Michael Taylor's prepared speech
Cholera fatalities still high in rural Haiti
United Nations (UN) officials said today that Haiti's cholera outbreak seems to be leveling off, but fatality rates in rural areas of the country are still high, the Associated Press (AP) reported. According to Haiti's health ministry, the national mortality rate from the disease is 2%, but in some regions rates are still ranging between 5.9% and 10.7%. The UN said the goal is to get the mortality rate below 1%. Elisabeth Byers, a spokeswoman for the UN's humanitarian office, said rural areas need more intensive response efforts, but more resources are needed. The UN had asked international partners for $175 million to help Haiti battle the outbreak, but so far donors have given only $80 million.
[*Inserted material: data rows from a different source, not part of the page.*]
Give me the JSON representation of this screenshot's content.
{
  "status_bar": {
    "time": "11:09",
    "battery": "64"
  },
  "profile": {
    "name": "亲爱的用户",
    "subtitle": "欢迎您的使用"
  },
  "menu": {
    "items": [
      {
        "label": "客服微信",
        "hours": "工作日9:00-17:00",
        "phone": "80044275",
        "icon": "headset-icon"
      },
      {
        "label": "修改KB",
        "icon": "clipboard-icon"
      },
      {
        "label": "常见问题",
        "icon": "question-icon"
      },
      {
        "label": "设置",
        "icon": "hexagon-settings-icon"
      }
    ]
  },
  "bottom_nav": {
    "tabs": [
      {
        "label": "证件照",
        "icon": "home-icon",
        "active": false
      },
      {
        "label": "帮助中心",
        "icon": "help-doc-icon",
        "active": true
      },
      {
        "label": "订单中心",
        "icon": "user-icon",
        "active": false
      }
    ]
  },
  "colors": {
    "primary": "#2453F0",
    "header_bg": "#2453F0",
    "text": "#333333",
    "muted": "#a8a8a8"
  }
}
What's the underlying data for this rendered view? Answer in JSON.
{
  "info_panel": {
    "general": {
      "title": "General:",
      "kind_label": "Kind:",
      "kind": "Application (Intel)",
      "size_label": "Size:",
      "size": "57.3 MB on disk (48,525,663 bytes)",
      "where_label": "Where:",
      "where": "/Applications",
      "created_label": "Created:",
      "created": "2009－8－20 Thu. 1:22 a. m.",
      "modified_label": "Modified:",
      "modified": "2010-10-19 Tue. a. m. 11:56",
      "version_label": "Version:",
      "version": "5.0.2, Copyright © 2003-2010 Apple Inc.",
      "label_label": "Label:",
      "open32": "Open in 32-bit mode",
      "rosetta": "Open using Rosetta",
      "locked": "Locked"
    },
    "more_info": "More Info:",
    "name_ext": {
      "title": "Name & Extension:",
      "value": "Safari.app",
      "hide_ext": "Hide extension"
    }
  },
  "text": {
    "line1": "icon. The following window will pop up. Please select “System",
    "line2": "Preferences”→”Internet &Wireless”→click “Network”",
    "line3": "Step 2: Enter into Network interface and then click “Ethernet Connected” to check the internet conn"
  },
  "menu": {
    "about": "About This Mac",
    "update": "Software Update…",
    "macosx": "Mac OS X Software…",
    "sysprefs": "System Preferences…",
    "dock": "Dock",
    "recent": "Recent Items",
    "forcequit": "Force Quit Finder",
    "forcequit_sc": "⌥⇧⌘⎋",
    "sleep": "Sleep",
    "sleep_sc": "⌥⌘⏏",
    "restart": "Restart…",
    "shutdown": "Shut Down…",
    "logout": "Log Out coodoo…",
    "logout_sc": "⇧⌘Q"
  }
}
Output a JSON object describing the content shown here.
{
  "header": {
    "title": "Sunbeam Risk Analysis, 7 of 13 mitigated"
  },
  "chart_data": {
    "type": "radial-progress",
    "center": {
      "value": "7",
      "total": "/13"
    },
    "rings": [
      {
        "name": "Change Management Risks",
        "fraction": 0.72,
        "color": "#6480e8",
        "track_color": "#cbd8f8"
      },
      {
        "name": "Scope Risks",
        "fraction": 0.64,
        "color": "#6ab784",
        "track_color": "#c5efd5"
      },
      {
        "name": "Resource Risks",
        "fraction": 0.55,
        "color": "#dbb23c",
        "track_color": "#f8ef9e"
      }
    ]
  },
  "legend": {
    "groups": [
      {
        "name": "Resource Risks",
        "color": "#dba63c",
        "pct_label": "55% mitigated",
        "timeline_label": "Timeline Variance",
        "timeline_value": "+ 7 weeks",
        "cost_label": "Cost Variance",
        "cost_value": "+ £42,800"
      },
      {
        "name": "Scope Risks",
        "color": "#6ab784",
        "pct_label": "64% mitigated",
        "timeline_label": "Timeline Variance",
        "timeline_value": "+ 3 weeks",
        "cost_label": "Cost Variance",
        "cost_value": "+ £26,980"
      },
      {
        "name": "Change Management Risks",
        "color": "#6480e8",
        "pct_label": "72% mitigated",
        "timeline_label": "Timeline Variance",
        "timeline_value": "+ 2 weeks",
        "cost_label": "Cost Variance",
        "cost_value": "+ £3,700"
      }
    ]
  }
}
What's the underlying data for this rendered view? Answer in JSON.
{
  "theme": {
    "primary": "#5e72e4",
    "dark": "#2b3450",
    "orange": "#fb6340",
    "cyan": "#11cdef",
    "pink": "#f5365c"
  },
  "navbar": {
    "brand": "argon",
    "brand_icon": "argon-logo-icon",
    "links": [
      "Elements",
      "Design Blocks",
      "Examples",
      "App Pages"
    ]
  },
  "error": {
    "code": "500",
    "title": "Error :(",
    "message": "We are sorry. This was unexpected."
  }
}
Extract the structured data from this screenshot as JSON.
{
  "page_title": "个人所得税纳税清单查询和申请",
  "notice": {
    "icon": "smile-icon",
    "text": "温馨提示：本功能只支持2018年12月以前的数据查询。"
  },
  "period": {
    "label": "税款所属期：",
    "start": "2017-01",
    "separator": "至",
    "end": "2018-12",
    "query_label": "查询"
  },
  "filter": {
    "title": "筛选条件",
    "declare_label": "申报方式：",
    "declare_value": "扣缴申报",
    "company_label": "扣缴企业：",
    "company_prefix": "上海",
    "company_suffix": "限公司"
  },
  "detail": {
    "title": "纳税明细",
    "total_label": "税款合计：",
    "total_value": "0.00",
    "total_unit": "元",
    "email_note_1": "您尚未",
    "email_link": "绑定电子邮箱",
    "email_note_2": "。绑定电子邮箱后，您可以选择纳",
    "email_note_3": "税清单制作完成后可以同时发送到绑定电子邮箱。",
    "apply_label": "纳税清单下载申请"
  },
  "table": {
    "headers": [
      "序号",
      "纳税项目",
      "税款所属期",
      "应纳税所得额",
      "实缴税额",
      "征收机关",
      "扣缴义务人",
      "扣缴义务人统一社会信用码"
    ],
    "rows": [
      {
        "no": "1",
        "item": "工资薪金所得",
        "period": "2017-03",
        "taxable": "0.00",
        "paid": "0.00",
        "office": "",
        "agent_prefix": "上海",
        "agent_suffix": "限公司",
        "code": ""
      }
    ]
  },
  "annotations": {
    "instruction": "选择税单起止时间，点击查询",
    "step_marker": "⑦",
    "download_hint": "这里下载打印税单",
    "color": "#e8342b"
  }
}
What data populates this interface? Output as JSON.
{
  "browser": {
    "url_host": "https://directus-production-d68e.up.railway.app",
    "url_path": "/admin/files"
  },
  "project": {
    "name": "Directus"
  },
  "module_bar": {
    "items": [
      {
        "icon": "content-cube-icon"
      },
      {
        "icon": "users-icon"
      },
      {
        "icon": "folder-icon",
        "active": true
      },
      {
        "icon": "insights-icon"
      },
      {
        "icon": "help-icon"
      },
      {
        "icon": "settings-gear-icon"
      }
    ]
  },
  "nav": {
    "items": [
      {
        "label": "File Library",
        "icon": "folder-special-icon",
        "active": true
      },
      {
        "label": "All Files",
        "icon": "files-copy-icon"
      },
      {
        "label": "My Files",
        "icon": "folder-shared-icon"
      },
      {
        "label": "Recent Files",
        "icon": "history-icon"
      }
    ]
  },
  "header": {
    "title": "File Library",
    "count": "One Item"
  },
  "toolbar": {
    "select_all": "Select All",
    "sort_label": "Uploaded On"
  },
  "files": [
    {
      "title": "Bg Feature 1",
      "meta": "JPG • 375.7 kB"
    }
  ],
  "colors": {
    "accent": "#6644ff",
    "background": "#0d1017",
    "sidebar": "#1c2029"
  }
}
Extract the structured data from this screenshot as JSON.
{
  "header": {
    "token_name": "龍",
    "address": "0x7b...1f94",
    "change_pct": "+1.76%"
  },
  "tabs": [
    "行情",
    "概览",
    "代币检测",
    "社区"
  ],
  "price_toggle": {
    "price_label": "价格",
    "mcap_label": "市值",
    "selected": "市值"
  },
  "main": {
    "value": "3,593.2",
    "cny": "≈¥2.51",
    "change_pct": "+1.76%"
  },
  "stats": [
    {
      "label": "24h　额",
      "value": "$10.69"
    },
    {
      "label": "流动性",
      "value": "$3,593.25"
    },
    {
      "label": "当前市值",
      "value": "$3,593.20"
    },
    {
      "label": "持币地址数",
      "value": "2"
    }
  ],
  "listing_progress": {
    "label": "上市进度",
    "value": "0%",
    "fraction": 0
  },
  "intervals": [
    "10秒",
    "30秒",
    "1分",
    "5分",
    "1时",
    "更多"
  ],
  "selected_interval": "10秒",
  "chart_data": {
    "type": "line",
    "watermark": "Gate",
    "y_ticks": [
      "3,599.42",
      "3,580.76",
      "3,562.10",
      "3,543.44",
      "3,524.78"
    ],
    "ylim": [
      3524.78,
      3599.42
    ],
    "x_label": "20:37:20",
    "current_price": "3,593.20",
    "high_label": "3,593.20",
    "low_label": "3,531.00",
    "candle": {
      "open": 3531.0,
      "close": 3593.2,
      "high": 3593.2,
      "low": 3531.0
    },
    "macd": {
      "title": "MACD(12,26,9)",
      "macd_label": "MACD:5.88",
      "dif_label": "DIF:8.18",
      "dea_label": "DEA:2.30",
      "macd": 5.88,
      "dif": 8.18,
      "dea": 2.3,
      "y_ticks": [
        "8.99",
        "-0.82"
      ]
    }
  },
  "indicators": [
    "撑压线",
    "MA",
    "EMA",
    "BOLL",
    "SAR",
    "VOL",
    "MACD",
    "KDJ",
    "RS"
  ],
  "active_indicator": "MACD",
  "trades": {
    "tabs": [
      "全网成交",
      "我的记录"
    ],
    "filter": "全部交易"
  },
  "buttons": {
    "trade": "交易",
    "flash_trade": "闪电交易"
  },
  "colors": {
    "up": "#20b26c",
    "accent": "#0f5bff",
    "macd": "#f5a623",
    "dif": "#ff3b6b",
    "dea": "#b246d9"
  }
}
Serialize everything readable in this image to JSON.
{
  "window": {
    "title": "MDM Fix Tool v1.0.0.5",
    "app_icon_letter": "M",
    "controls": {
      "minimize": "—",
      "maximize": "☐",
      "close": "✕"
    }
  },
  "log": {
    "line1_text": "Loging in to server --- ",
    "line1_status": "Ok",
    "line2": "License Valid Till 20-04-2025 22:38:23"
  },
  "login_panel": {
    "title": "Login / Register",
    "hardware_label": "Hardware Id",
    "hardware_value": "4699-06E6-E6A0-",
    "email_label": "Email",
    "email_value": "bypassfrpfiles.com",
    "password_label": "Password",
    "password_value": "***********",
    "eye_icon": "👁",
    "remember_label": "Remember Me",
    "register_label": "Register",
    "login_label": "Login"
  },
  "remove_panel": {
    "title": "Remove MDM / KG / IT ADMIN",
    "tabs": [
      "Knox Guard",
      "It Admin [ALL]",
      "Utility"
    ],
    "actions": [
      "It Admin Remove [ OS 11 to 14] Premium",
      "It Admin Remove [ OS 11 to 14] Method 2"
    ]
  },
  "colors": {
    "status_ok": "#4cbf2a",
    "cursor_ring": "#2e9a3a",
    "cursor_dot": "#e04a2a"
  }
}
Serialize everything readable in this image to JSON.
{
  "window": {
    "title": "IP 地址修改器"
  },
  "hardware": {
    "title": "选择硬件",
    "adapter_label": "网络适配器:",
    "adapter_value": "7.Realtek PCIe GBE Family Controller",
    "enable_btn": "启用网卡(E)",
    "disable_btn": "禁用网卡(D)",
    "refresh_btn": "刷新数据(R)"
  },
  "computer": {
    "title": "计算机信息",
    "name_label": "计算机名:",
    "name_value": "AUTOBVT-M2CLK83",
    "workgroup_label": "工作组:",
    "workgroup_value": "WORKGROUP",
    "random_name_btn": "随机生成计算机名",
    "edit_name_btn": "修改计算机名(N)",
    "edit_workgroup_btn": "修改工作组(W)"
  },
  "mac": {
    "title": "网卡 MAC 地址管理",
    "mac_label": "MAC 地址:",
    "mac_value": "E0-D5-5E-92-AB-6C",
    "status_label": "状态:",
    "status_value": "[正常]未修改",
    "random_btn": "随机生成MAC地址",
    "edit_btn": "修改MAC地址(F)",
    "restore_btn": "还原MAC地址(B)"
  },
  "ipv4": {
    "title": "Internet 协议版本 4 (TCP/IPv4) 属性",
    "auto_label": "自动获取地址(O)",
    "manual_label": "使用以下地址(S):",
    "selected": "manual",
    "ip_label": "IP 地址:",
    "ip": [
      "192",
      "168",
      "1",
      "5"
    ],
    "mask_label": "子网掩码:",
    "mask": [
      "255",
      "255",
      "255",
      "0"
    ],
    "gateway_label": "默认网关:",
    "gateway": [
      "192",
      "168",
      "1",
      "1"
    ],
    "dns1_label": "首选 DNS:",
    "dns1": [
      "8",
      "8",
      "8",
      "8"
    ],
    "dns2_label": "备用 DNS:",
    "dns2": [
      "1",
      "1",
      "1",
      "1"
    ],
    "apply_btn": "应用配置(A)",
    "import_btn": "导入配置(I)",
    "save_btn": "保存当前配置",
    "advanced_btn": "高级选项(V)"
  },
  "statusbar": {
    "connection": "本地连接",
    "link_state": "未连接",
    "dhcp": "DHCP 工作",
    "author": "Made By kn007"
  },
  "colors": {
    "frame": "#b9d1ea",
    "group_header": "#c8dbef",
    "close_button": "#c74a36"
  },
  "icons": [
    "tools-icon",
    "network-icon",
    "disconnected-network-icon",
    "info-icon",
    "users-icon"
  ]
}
According to the most recent figures from Haiti's health ministry, 231,070 cases have been reported, including 4,549 deaths, the AP reported.